TORONTO — Copper rose to a 10-year high Tuesday as a gain in most commodity prices helped to lift Canada’s main stock index slightly on a flat day for North American markets.
The May copper contract was up 4.7 cents at nearly US$4.49 a pound, the most since 2011 and up about 91 per cent from a year ago.
The increase was propelled by a strike in Chile and prospects of a rebounding global economy.
“Copper and iron ore have extended rallies to fresh cycle highs” on those expectations, a report from Scotiabank noted.
Copper has benefited from near-term reflation and longer term decarbonization, said Giles Marshall, portfolio manager at Fiduciary Trust Canada.
The June gold contract was down US$1.30 at US$1,778.80 an ounce.
But oil and lumber prices have been strong, which is beneficial for Canada’s stock market.
The June crude contract rose US$1.03 at US$62.94 per barrel and the June natural gas contract was up 6.8 cents at US$2.94 per mmBTU. Shares of Vermilion Energy Inc. climbed 1.8 per cent while Suncor Energy Inc. was up 1.5 per cent.
Crude has remained above US$60 for almost two weeks. It is up nearly 30 per cent so far in 2021 and is 392 per cent higher than where it was a year ago.
West Texas Intermediate got a lift as OPEC plus Russia said it was sticking to its plan to very gradually boost oil output beginning May 1.
As a result, the Canadian dollar traded for 80.63 cents US compared with 80.57 cents US on Monday.
Forest products producers Interfor Corp. and Canfor Corp. were the best performers in the materials sector, gaining three and 2.7 per cent, respectively. But that wasn’t enough to prevent the sector from being the biggest laggard on the day as Oceanagold Corp. lost 6.1 per cent and Fortuna Silver Mines Inc. slipped 4.3 per cent.
Increased commodity prices isn’t being accompanied by a move higher in the bond market, Marshall said in an interview.
The Canadian government 10-year bond yield is steady at 1.51 per cent.
Marshall said bond yields remain flat even though company executives are talking more about inflation in first-quarter results calls than they were a year ago amid rising input prices.

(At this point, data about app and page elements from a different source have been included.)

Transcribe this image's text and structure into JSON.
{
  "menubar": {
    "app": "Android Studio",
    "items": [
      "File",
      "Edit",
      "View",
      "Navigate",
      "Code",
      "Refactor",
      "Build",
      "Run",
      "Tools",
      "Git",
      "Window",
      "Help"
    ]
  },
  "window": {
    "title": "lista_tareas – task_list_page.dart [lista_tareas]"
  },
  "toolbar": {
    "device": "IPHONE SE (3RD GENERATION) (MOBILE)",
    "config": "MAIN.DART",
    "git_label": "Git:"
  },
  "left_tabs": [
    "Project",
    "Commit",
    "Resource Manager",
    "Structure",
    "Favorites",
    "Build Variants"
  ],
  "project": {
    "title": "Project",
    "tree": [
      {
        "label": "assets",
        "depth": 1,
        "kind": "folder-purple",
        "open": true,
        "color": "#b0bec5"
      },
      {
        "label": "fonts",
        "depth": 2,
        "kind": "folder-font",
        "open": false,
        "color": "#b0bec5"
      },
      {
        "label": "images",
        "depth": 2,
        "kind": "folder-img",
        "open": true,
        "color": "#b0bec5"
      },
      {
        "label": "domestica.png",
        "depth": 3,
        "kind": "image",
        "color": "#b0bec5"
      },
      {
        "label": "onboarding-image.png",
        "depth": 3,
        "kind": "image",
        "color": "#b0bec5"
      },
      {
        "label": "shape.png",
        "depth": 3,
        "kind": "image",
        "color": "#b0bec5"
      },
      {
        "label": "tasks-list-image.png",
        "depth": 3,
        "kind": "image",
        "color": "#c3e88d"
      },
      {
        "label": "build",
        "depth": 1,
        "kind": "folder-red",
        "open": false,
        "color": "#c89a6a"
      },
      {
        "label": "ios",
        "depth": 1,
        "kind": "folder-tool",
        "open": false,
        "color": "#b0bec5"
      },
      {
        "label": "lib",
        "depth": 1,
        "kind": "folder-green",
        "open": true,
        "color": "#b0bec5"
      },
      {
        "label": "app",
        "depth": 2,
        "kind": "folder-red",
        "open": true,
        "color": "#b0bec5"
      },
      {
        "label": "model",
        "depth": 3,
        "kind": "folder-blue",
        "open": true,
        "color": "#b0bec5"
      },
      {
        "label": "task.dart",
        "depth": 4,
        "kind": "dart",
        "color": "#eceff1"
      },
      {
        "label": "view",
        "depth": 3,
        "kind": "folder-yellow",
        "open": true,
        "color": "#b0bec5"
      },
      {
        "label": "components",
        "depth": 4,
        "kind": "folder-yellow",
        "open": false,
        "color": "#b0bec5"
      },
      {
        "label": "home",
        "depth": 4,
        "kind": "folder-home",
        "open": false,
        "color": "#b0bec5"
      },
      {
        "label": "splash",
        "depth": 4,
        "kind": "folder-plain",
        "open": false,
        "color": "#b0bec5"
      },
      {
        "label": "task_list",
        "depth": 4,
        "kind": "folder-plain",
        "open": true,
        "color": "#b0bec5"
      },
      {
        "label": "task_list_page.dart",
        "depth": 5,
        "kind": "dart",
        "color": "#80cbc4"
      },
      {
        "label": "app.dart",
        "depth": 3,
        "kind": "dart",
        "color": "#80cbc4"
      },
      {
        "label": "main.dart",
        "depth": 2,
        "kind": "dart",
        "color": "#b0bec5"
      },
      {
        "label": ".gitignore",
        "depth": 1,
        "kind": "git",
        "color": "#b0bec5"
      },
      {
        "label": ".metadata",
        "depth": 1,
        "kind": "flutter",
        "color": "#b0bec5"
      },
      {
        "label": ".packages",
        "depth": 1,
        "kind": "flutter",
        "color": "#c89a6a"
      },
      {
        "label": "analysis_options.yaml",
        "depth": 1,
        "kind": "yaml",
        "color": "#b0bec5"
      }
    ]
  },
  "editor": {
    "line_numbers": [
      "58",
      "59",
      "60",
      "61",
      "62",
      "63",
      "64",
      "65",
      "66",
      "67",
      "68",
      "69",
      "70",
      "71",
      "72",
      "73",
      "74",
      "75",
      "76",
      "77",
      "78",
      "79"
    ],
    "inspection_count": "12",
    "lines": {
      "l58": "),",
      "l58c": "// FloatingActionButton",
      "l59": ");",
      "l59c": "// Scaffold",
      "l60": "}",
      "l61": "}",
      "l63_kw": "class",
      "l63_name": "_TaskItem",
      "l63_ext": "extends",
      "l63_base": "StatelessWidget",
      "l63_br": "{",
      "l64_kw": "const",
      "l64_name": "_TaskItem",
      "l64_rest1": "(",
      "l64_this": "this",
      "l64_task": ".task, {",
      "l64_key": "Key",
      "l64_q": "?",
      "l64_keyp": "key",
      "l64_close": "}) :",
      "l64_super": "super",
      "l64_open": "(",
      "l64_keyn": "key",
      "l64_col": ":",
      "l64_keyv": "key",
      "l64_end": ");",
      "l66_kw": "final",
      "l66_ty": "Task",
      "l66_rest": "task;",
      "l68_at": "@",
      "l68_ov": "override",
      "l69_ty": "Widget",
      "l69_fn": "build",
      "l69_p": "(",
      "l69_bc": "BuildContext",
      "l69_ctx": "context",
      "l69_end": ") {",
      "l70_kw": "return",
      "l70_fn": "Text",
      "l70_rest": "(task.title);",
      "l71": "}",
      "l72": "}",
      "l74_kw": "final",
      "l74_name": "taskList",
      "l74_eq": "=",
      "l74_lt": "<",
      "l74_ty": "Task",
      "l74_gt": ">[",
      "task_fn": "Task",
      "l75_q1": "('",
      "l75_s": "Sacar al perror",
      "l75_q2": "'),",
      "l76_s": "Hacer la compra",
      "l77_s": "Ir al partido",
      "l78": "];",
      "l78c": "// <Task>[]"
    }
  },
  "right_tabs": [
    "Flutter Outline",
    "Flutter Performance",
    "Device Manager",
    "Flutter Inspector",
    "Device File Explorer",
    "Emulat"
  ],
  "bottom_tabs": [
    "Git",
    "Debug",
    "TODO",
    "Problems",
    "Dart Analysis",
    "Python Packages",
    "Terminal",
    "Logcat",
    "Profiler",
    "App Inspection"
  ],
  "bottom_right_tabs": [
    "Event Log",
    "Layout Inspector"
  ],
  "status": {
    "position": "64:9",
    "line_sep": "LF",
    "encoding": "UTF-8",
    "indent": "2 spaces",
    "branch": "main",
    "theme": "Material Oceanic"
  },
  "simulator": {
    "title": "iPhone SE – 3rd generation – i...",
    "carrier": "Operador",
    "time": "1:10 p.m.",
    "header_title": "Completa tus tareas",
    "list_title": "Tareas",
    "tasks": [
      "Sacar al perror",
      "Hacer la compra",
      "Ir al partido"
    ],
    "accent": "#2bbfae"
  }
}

There are significant inflationary pressures from rising commodity prices, he noted.
“Maybe it’s just that they (bond markets) think the Fed is going to continue to be supportive with quantitative easing.”
The Federal Reserve will give its assessment of the state of the economy on Wednesday but the central bank isn’t expected to suggest any near-term shift from its support of monetary stimulus. That’s different than the Bank of Canada, which recently said it would begin tapering bond purchases.
Markets were flat ahead of the comments from the Fed as investors were waiting to see the bank’s approach.
The S&P/TSX composite index closed up 4.53 points to 19,175.09 after hitting an intraday high of 19,241.20 that was 140 points off the record high.
In New York, the Dow Jones industrial average was up 3.36 points at 33,984.93. The S&P 500 index was down 0.9 of a point at 4,186.72, while the Nasdaq composite was down 48.56 points at 14,090.22 after setting an all-time intraday high of 14,171.24.
Stock markets have benefited from an extraordinary move since early November when Joe Biden appeared headed to being elected president and first confirmation of a COVID-19 vaccine by Pfizer, said Marshall.
“We’ve had an incredible move since then. The last time we had a five per cent pullback was in mid-November, so it’s over six months since we’ve had a five per cent pullback.”
This report by The Canadian Press was first published April 27, 2021.
Companies in this story: (TSX:IFP, TSX:CFP, TSX:OGC, TSX:FVI, TSX:VET, TSX:SU, TSX:GSPTSE, TSX:CADUSD=X)
Ross Marowits, The Canadian Press